Data records for software interfaces:
──────────────────────────────

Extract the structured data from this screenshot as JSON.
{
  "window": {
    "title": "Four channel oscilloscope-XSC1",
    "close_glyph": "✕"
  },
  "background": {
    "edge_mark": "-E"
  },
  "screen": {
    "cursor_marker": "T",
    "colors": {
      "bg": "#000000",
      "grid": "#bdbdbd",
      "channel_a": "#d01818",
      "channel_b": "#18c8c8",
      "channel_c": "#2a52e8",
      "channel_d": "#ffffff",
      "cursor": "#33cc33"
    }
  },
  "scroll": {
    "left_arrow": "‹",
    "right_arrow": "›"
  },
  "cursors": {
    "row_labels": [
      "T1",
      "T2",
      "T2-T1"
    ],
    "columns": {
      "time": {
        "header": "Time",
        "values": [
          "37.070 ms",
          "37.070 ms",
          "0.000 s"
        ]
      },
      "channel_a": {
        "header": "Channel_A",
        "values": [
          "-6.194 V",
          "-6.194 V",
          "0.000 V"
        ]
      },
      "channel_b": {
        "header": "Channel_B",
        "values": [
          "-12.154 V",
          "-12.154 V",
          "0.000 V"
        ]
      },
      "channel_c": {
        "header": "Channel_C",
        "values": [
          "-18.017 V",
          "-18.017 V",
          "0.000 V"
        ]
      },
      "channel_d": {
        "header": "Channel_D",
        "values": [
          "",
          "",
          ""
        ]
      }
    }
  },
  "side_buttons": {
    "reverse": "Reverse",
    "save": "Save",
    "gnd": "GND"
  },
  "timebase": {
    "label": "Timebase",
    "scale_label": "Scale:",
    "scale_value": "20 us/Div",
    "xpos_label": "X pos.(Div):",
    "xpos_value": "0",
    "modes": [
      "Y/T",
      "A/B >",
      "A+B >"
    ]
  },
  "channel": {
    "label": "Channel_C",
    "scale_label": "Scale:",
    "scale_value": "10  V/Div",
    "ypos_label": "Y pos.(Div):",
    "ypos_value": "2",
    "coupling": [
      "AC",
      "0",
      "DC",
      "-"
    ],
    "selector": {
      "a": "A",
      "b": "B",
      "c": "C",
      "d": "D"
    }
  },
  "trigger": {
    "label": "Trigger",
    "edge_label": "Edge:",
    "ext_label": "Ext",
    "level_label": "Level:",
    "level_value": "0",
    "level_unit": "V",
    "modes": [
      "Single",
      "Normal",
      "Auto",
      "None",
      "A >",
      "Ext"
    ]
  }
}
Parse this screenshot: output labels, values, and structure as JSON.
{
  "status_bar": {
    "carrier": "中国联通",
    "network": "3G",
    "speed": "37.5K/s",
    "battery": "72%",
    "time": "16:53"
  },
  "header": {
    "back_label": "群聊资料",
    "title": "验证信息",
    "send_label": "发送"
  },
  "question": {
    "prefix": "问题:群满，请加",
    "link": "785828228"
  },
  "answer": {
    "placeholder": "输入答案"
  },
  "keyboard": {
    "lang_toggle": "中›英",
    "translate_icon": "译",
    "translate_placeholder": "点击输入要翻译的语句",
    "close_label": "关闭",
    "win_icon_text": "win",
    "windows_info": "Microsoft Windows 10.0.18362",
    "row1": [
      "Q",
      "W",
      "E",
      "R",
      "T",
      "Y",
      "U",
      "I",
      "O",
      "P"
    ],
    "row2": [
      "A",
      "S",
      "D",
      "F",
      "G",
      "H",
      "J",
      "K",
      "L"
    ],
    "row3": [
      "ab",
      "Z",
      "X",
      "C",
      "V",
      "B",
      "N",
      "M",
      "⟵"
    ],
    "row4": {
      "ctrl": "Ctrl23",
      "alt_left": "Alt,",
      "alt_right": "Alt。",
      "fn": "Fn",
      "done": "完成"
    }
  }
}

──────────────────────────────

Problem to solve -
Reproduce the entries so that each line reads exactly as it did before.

Result of the exercise -
Extract the structured data from this screenshot as JSON.
{
  "window": {
    "title": "Four channel oscilloscope-XSC1",
    "close_glyph": "✕"
  },
  "background": {
    "edge_mark": "-E"
  },
  "screen": {
    "cursor_marker": "T",
    "colors": {
      "bg": "#000000",
      "grid": "#bdbdbd",
      "channel_a": "#d01818",
      "channel_b": "#18c8c8",
      "channel_c": "#2a52e8",
      "channel_d": "#ffffff",
      "cursor": "#33cc33"
    }
  },
  "scroll": {
    "left_arrow": "‹",
    "right_arrow": "›"
  },
  "cursors": {
    "row_labels": [
      "T1",
      "T2",
      "T2-T1"
    ],
    "columns": {
      "time": {
        "header": "Time",
        "values": [
          "37.070 ms",
          "37.070 ms",
          "0.000 s"
        ]
      },
      "channel_a": {
        "header": "Channel_A",
        "values": [
          "-6.194 V",
          "-6.194 V",
          "0.000 V"
        ]
      },
      "channel_b": {
        "header": "Channel_B",
        "values": [
          "-12.154 V",
          "-12.154 V",
          "0.000 V"
        ]
      },
      "channel_c": {
        "header": "Channel_C",
        "values": [
          "-18.017 V",
          "-18.017 V",
          "0.000 V"
        ]
      },
      "channel_d": {
        "header": "Channel_D",
        "values": [
          "",
          "",
          ""
        ]
      }
    }
  },
  "side_buttons": {
    "reverse": "Reverse",
    "save": "Save",
    "gnd": "GND"
  },
  "timebase": {
    "label": "Timebase",
    "scale_label": "Scale:",
    "scale_value": "20 us/Div",
    "xpos_label": "X pos.(Div):",
    "xpos_value": "0",
    "modes": [
      "Y/T",
      "A/B >",
      "A+B >"
    ]
  },
  "channel": {
    "label": "Channel_C",
    "scale_label": "Scale:",
    "scale_value": "10  V/Div",
    "ypos_label": "Y pos.(Div):",
    "ypos_value": "2",
    "coupling": [
      "AC",
      "0",
      "DC",
      "-"
    ],
    "selector": {
      "a": "A",
      "b": "B",
      "c": "C",
      "d": "D"
    }
  },
  "trigger": {
    "label": "Trigger",
    "edge_label": "Edge:",
    "ext_label": "Ext",
    "level_label": "Level:",
    "level_value": "0",
    "level_unit": "V",
    "modes": [
      "Single",
      "Normal",
      "Auto",
      "None",
      "A >",
      "Ext"
    ]
  }
}
Parse this screenshot: output labels, values, and structure as JSON.
{
  "status_bar": {
    "carrier": "中国联通",
    "network": "3G",
    "speed": "37.5K/s",
    "battery": "72%",
    "time": "16:53"
  },
  "header": {
    "back_label": "群聊资料",
    "title": "验证信息",
    "send_label": "发送"
  },
  "question": {
    "prefix": "问题:群满，请加",
    "link": "785828228"
  },
  "answer": {
    "placeholder": "输入答案"
  },
  "keyboard": {
    "lang_toggle": "中›英",
    "translate_icon": "译",
    "translate_placeholder": "点击输入要翻译的语句",
    "close_label": "关闭",
    "win_icon_text": "win",
    "windows_info": "Microsoft Windows 10.0.18362",
    "row1": [
      "Q",
      "W",
      "E",
      "R",
      "T",
      "Y",
      "U",
      "I",
      "O",
      "P"
    ],
    "row2": [
      "A",
      "S",
      "D",
      "F",
      "G",
      "H",
      "J",
      "K",
      "L"
    ],
    "row3": [
      "ab",
      "Z",
      "X",
      "C",
      "V",
      "B",
      "N",
      "M",
      "⟵"
    ],
    "row4": {
      "ctrl": "Ctrl23",
      "alt_left": "Alt,",
      "alt_right": "Alt。",
      "fn": "Fn",
      "done": "完成"
    }
  }
}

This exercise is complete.